The other essay in the booklet, by Acquarello (I guess it’s like Madonna), makes mention of a tendency of an “aestheticized images of postwar Japanese life that was being projected to the international community in order to show that the nation had, indeed, truly recovered.” There’s a certain validity to this complaint, since the American occupation of Japan extended to its cinema, and only the slyest commentary was allowed through (one thinks of the influx of American logos in Late Spring, for example). However, just because Japanese films weren’t directly discussing the war, hardly means they weren’t addressing its effects.
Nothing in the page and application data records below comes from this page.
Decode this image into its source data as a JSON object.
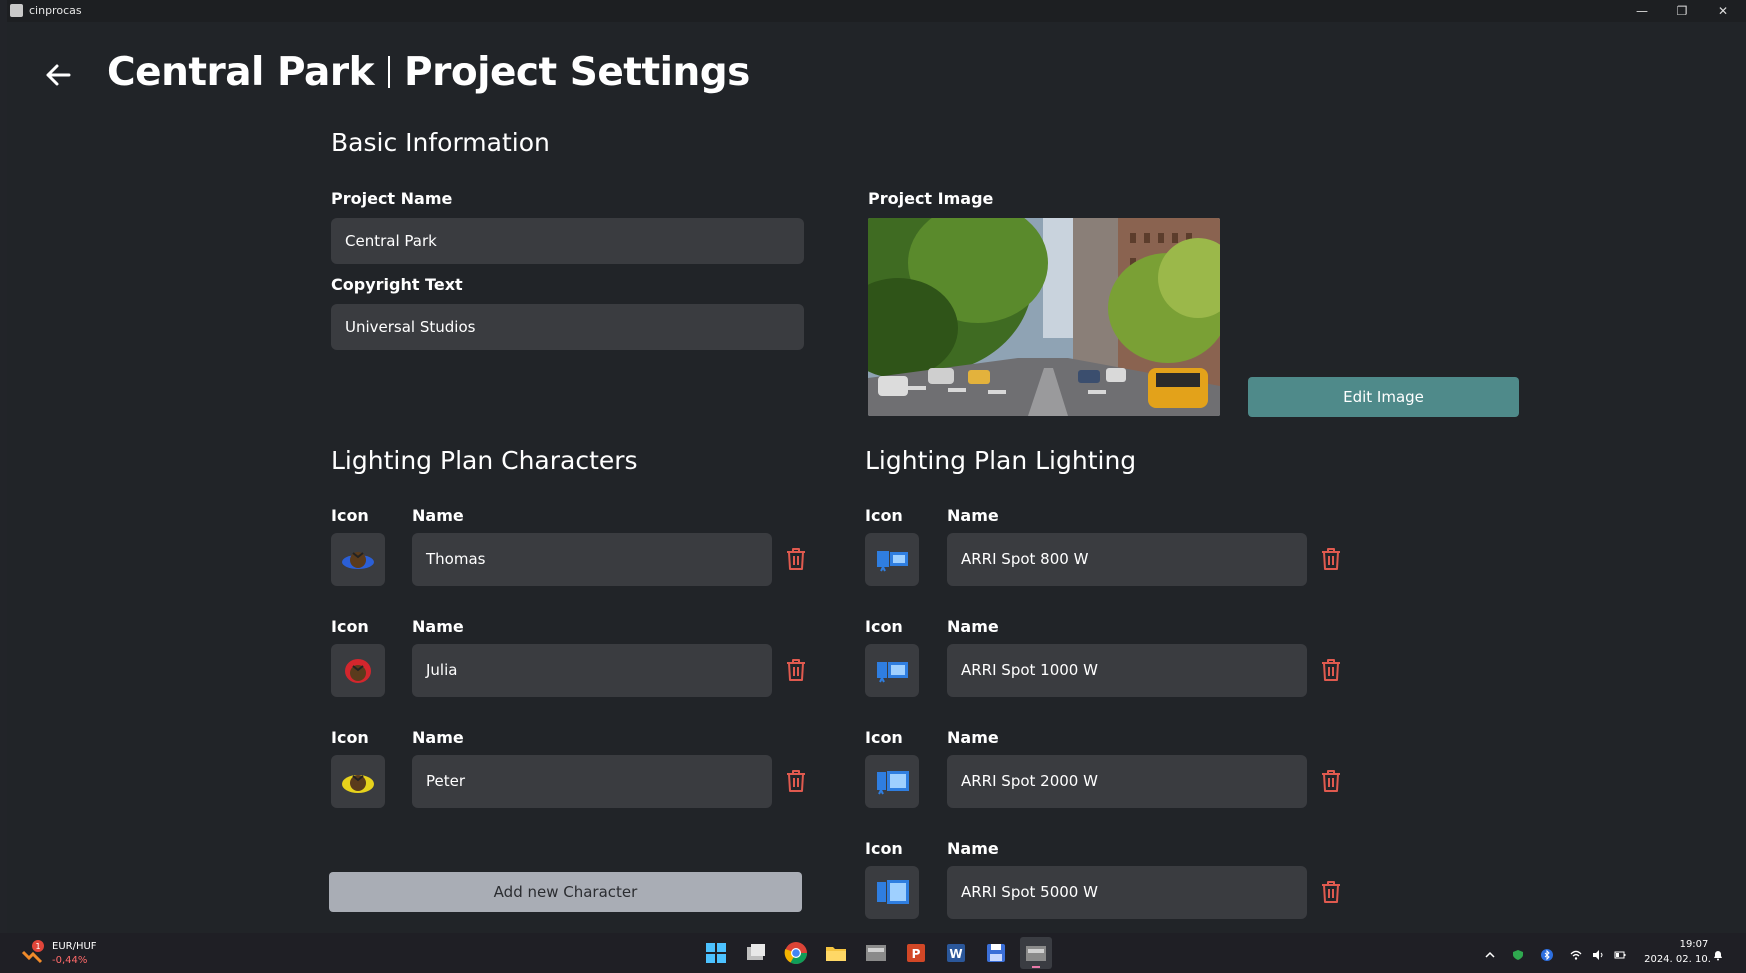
{
  "window": {
    "title": "cinprocas",
    "minimize_glyph": "—",
    "restore_glyph": "❐",
    "close_glyph": "✕"
  },
  "header": {
    "project_name": "Central Park",
    "page": "Project Settings",
    "back_icon": "arrow-left-icon"
  },
  "basic_info": {
    "section_title": "Basic Information",
    "project_name_label": "Project Name",
    "project_name_value": "Central Park",
    "copyright_label": "Copyright Text",
    "copyright_value": "Universal Studios",
    "image_label": "Project Image",
    "edit_image_label": "Edit Image"
  },
  "characters": {
    "section_title": "Lighting Plan Characters",
    "icon_label": "Icon",
    "name_label": "Name",
    "items": [
      {
        "name": "Thomas",
        "icon": "character-blue-icon",
        "color": "#2b5fd6"
      },
      {
        "name": "Julia",
        "icon": "character-red-icon",
        "color": "#d3262d"
      },
      {
        "name": "Peter",
        "icon": "character-yellow-icon",
        "color": "#e7d21c"
      }
    ],
    "add_button": "Add new Character"
  },
  "lighting": {
    "section_title": "Lighting Plan Lighting",
    "icon_label": "Icon",
    "name_label": "Name",
    "items": [
      {
        "name": "ARRI Spot 800 W",
        "icon": "spotlight-icon"
      },
      {
        "name": "ARRI Spot 1000 W",
        "icon": "spotlight-icon"
      },
      {
        "name": "ARRI Spot 2000 W",
        "icon": "spotlight-icon"
      },
      {
        "name": "ARRI Spot 5000 W",
        "icon": "spotlight-icon"
      }
    ]
  },
  "colors": {
    "accent": "#4f8a8a",
    "delete": "#e05a4f",
    "field_bg": "#3a3c40",
    "page_bg": "#212428"
  },
  "taskbar": {
    "ticker_badge": "1",
    "ticker_name": "EUR/HUF",
    "ticker_change": "-0,44%",
    "time": "19:07",
    "date": "2024. 02. 10."
  }
}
What becomes so potent about Ozu’s films, Naruse’s melodramas, or, yes, The Naked Island, is the sudden focus on the difficulty of modernity, the intense clash between Eastern and Western culture, the ways in which traditions hundreds, if not thousands of years old were very quickly overturned, replaced, or sanded over. What makes a film like The Naked Island so potent is that it speaks to all of those things, but by not addressing the specifics of the time, it becomes more ethereal, universal, and timeless.
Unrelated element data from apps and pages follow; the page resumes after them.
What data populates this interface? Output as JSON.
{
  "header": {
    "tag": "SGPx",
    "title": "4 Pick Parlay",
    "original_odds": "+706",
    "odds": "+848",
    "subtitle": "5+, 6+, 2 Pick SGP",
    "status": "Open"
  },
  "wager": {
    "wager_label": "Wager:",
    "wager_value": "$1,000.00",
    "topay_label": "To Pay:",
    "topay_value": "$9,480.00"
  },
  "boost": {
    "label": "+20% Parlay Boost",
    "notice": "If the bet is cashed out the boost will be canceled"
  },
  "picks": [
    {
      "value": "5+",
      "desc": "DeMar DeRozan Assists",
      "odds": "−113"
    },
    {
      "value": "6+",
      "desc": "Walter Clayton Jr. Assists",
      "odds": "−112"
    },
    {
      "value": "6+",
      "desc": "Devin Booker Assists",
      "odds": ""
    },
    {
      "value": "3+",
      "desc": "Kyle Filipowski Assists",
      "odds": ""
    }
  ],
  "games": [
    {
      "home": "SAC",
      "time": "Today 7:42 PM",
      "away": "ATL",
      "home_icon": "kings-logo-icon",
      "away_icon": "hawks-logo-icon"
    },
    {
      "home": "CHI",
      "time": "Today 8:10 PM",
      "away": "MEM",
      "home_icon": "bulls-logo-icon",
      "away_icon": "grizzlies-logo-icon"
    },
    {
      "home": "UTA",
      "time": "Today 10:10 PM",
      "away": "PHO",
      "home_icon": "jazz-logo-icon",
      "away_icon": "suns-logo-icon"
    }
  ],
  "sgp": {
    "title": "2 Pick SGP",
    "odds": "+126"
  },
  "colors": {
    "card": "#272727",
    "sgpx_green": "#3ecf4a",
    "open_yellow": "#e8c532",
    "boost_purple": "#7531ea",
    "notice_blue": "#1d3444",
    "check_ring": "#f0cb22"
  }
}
In the commentary track, Shindo and composer Hikaru Hayashi discuss the decision – motivated as much by finances as anything else – to shoot in black-and-white, noting that it was integral to the story they were telling. If it were in color, the audience would just marvel at the sheer beauty of it; monochrome allows us to intellectualize, allowing, to use Shindo’s words, the expression to transpose the reality. True though that may be, I have to say, this new Masters of Cinema (Region-B locked) Blu-ray is exceptionally beautiful. Outdoing even their work on Kuroneko or Onibaba, this accounts for a thousand shades of gray, beautifully managed contrast, and a crisp-as-hell picture that never seems overcranked. A light coating of film grain gives some much-appreciated texture, but this thing has the feel of celluloid in its bones. [screencaps are provided by DVD Beaver]
While not as great as his commentary on Onibaba, Shindo, along with Hayashi, provide a lot of great insight into The Naked Island. Naturally, given its dialogue-free nature, having the composer aboard makes a lot of sense, and his thoughts on finding a theme, which he recognized would need to be repeated over and over again with small tweaks, along with the role of music in general, are great to hear. Both recall the experience of shooting the film, being isolated on that island with a tiny crew, and its subsequent success. Well worth listening to, even if it doesn’t warrant a purchase all its own, as the track on Onibaba does.
Like that other disc, this also comes with an introduction by filmmaker Alex Cox, who provides a great overview of the film, so much so that you really ought to wait until after you’ve seen the picture. I don’t know what drives home video companies to label such spoilerific features as “introductions,” but they rarely refrain from giving anything away, and especially since this film has essentially one plot point, well, just wait on it.
The booklet is nice, but not up to the standards of Masters of Cinema’s others. Acquarello’s essay is thorough, but written so academically that it becomes, at times, alienating, and Mellen’s interview is heavy on introduction, but the actual interview is only three pages. Still, all provide nice insight and context, and even though none of them stand out particularly, the essays, interview, commentary, and introduction work very well together to provide an overview of the film and its director. Coupled with the sheer quality of the film alone (let’s not forget that!), this is an extremely easy one to recommend, and an absolute must-see for lovers of art films the world over.